Retype each record exactly, please. Skip none.

- _Dataset excerpts_
=== Section Start ===
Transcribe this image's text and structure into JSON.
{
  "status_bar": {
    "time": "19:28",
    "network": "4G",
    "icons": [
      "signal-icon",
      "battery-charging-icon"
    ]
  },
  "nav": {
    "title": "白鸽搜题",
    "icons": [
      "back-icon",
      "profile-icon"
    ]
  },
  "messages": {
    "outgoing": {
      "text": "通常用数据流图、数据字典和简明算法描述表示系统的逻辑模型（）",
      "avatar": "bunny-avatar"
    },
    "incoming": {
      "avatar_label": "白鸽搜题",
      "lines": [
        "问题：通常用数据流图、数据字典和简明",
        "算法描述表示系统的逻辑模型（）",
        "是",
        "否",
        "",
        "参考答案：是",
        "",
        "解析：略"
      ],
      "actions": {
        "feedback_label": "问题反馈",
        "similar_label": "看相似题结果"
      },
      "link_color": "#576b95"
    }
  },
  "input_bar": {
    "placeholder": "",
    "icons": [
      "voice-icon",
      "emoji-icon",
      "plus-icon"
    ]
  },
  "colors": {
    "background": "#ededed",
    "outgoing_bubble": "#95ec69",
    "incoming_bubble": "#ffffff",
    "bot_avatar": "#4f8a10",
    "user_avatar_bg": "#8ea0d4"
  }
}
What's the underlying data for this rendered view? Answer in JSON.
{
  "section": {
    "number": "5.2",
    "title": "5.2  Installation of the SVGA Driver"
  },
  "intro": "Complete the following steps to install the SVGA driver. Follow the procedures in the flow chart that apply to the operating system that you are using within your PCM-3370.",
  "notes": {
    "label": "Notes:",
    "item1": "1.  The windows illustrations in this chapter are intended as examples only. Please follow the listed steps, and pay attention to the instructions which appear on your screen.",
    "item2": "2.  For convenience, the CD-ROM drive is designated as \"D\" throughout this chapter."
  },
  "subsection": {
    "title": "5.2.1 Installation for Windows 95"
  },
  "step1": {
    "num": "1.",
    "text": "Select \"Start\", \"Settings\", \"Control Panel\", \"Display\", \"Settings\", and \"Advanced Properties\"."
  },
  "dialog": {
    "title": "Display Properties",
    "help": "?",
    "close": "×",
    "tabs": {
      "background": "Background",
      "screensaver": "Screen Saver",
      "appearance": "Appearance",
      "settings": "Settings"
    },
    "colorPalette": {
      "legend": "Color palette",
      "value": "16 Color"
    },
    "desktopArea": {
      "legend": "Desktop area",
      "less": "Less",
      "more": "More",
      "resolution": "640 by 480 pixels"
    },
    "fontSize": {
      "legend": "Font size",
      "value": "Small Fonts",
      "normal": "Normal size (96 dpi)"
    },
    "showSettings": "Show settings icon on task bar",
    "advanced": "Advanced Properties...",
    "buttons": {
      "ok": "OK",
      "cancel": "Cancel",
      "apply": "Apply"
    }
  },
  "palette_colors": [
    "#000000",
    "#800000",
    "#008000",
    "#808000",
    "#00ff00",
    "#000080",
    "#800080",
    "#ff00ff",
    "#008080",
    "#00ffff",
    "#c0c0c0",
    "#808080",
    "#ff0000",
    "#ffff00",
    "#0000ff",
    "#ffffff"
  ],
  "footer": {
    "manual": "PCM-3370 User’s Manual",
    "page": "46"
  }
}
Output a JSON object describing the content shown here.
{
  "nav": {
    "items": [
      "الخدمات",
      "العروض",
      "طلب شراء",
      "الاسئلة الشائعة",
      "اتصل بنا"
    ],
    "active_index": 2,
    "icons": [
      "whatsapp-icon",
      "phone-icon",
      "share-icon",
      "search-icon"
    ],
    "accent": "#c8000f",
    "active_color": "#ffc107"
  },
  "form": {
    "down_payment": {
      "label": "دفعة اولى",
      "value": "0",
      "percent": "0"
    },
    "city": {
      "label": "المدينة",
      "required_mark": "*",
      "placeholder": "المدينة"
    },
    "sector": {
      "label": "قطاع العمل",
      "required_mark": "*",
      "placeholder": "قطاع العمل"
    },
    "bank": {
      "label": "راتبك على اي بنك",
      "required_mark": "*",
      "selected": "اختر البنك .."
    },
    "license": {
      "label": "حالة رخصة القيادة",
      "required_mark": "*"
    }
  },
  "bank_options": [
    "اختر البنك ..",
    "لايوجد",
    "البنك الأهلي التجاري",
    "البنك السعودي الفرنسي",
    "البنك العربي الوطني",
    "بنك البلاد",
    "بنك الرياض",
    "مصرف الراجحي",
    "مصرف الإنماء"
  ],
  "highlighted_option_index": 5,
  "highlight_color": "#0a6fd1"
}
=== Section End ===
- _Solution for this problem_
Transcribe this image's text and structure into JSON.
{
  "status_bar": {
    "time": "19:28",
    "network": "4G",
    "icons": [
      "signal-icon",
      "battery-charging-icon"
    ]
  },
  "nav": {
    "title": "白鸽搜题",
    "icons": [
      "back-icon",
      "profile-icon"
    ]
  },
  "messages": {
    "outgoing": {
      "text": "通常用数据流图、数据字典和简明算法描述表示系统的逻辑模型（）",
      "avatar": "bunny-avatar"
    },
    "incoming": {
      "avatar_label": "白鸽搜题",
      "lines": [
        "问题：通常用数据流图、数据字典和简明",
        "算法描述表示系统的逻辑模型（）",
        "是",
        "否",
        "",
        "参考答案：是",
        "",
        "解析：略"
      ],
      "actions": {
        "feedback_label": "问题反馈",
        "similar_label": "看相似题结果"
      },
      "link_color": "#576b95"
    }
  },
  "input_bar": {
    "placeholder": "",
    "icons": [
      "voice-icon",
      "emoji-icon",
      "plus-icon"
    ]
  },
  "colors": {
    "background": "#ededed",
    "outgoing_bubble": "#95ec69",
    "incoming_bubble": "#ffffff",
    "bot_avatar": "#4f8a10",
    "user_avatar_bg": "#8ea0d4"
  }
}
What's the underlying data for this rendered view? Answer in JSON.
{
  "section": {
    "number": "5.2",
    "title": "5.2  Installation of the SVGA Driver"
  },
  "intro": "Complete the following steps to install the SVGA driver. Follow the procedures in the flow chart that apply to the operating system that you are using within your PCM-3370.",
  "notes": {
    "label": "Notes:",
    "item1": "1.  The windows illustrations in this chapter are intended as examples only. Please follow the listed steps, and pay attention to the instructions which appear on your screen.",
    "item2": "2.  For convenience, the CD-ROM drive is designated as \"D\" throughout this chapter."
  },
  "subsection": {
    "title": "5.2.1 Installation for Windows 95"
  },
  "step1": {
    "num": "1.",
    "text": "Select \"Start\", \"Settings\", \"Control Panel\", \"Display\", \"Settings\", and \"Advanced Properties\"."
  },
  "dialog": {
    "title": "Display Properties",
    "help": "?",
    "close": "×",
    "tabs": {
      "background": "Background",
      "screensaver": "Screen Saver",
      "appearance": "Appearance",
      "settings": "Settings"
    },
    "colorPalette": {
      "legend": "Color palette",
      "value": "16 Color"
    },
    "desktopArea": {
      "legend": "Desktop area",
      "less": "Less",
      "more": "More",
      "resolution": "640 by 480 pixels"
    },
    "fontSize": {
      "legend": "Font size",
      "value": "Small Fonts",
      "normal": "Normal size (96 dpi)"
    },
    "showSettings": "Show settings icon on task bar",
    "advanced": "Advanced Properties...",
    "buttons": {
      "ok": "OK",
      "cancel": "Cancel",
      "apply": "Apply"
    }
  },
  "palette_colors": [
    "#000000",
    "#800000",
    "#008000",
    "#808000",
    "#00ff00",
    "#000080",
    "#800080",
    "#ff00ff",
    "#008080",
    "#00ffff",
    "#c0c0c0",
    "#808080",
    "#ff0000",
    "#ffff00",
    "#0000ff",
    "#ffffff"
  ],
  "footer": {
    "manual": "PCM-3370 User’s Manual",
    "page": "46"
  }
}
Output a JSON object describing the content shown here.
{
  "nav": {
    "items": [
      "الخدمات",
      "العروض",
      "طلب شراء",
      "الاسئلة الشائعة",
      "اتصل بنا"
    ],
    "active_index": 2,
    "icons": [
      "whatsapp-icon",
      "phone-icon",
      "share-icon",
      "search-icon"
    ],
    "accent": "#c8000f",
    "active_color": "#ffc107"
  },
  "form": {
    "down_payment": {
      "label": "دفعة اولى",
      "value": "0",
      "percent": "0"
    },
    "city": {
      "label": "المدينة",
      "required_mark": "*",
      "placeholder": "المدينة"
    },
    "sector": {
      "label": "قطاع العمل",
      "required_mark": "*",
      "placeholder": "قطاع العمل"
    },
    "bank": {
      "label": "راتبك على اي بنك",
      "required_mark": "*",
      "selected": "اختر البنك .."
    },
    "license": {
      "label": "حالة رخصة القيادة",
      "required_mark": "*"
    }
  },
  "bank_options": [
    "اختر البنك ..",
    "لايوجد",
    "البنك الأهلي التجاري",
    "البنك السعودي الفرنسي",
    "البنك العربي الوطني",
    "بنك البلاد",
    "بنك الرياض",
    "مصرف الراجحي",
    "مصرف الإنماء"
  ],
  "highlighted_option_index": 5,
  "highlight_color": "#0a6fd1"
}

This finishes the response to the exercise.